De Bruyne’s “pleasure” was particularly evident in a first half in which City comfortably saw off their newly-promoted visitors and the 31-year-old turned in a virtuoso performance, pulling the strings of the marionettes around him.

The second goal was vintage De Bruyne, as Foden found him on the counter with a probing pass into a vacant inside right channel and he advanced, with Haaland ahead of him and Bournemouth’s defence furiously back-pedalling in response.

De Bruyne eventually took the obvious, and difficult, option, spying the shooting opportunity and depositing a magnificent finish with the outside of his right boot into the far corner.

An even more vintage De Bruyne moment arrived after 37 minutes when Riyad Mahrez pounced on a Bournemouth error deep in City territory and switched play to De Bruyne on the left wing. The playmaker swept a perfect pass through the legs of Chris Mepham for Foden whose shot was helped into the net by keeper Mark Travers.

To his credit, Haaland had actually played a key role in the opening goal after 19 minutes, holding up an Ilkay Gundogan pass superbly, despite the attention of three markers. Haaland took two touches to return the ball to his German team mate who beat Travers with an unstoppable shot.
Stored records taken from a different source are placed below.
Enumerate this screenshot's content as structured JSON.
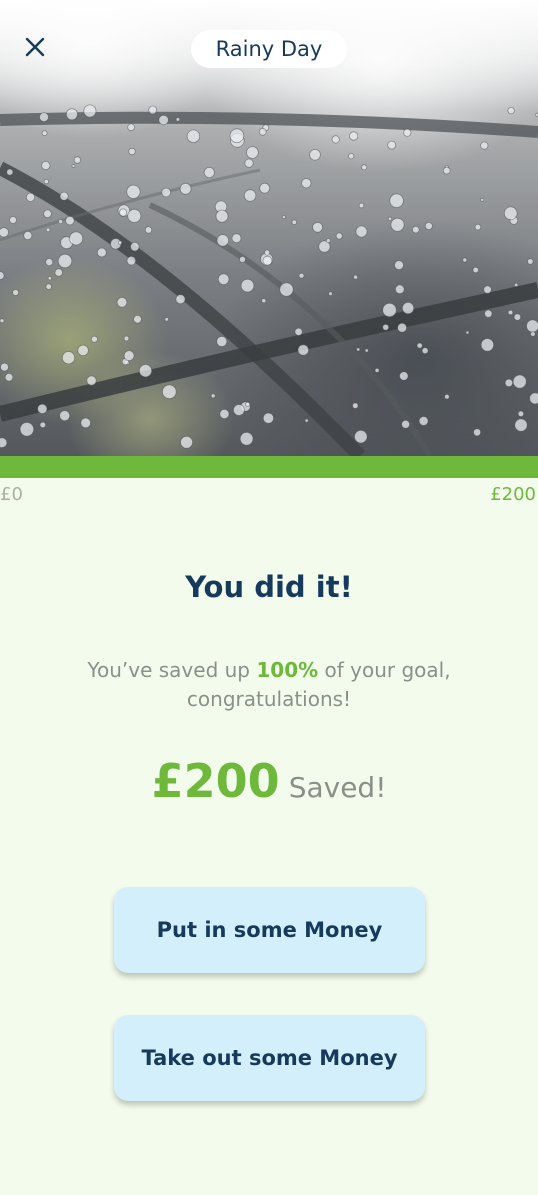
{
  "header": {
    "title": "Rainy Day",
    "close_icon": "close-icon"
  },
  "hero": {
    "image_subject": "raindrops-on-clear-umbrella"
  },
  "progress": {
    "fraction": 1.0,
    "min_label": "£0",
    "max_label": "£200",
    "fill_color": "#6eb83c"
  },
  "celebration": {
    "headline": "You did it!",
    "message_prefix": "You’ve saved up ",
    "message_percent": "100%",
    "message_suffix": " of your goal, congratulations!",
    "saved_amount": "£200",
    "saved_label": "Saved!"
  },
  "actions": {
    "put_in_label": "Put in some Money",
    "take_out_label": "Take out some Money"
  },
  "colors": {
    "accent_green": "#6eb83c",
    "navy_text": "#163a5c",
    "button_bg": "#d3effb",
    "page_bg": "#f3fcec"
  }
}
Haaland threatened again; most notably in the first half with an audacious lob which Travers tipped over and, just before his 73rd minute substitution, his difficult shot from a Jack Grealish cross rolled just wide.

The rout was completed, however, on 79 minutes when Grealish and Joao Cancelo combined skilfully and the latter’s low cross was turned into his own goal by defender Jefferson Lerma.
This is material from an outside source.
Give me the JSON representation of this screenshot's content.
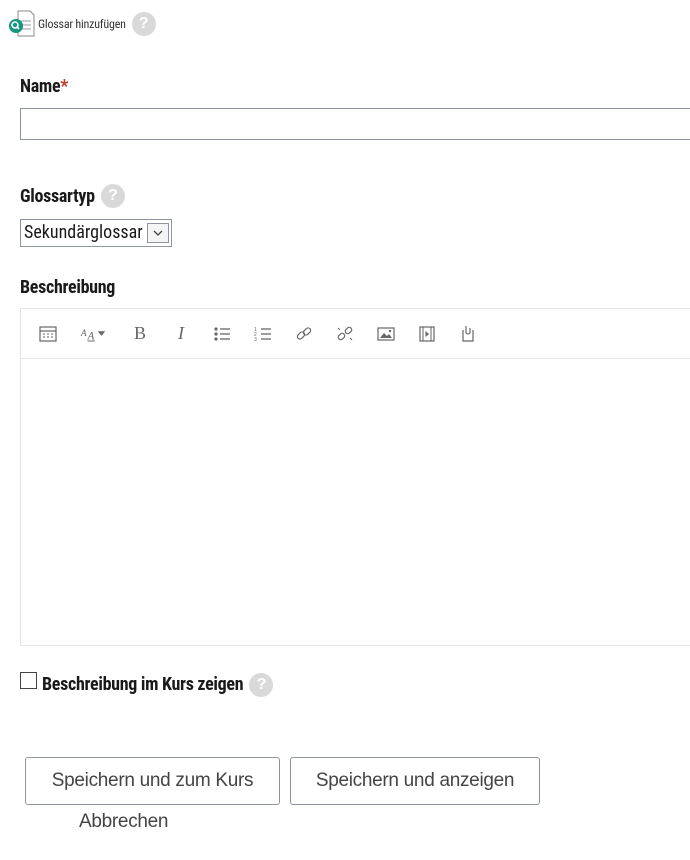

Bournemouth wing-back Adam Smith vented his frustration with a late booking for a foul on Cancelo and some post-whistle shoving with the Portuguese and Grealish which had to be separated by players and coaches.

But that was the closest any of the visitors had come to laying a glove, actual or figurative, on the champions all afternoon.

“Unnecessary, honestly, unnecessary,” said Guardiola of the late outbreak of “hostilities.”

Opposite number Scott Parker, meanwhile, was left to analyse a predictable defeat, one rendered all the more so after last season’s leading scorer Dominic Solanke was ruled out with an ankle injury.

“The first 20 minutes, after their goal, then the two quick goals, at that point you could be in ‘for one,’” he said.

“I was pleased with the team in the way they stuck with it. But I said before, you need 11 men putting in 10 out of 10 performances, you need to ride your luck and you need to take the few chances you get. We didn’t manage to do that.”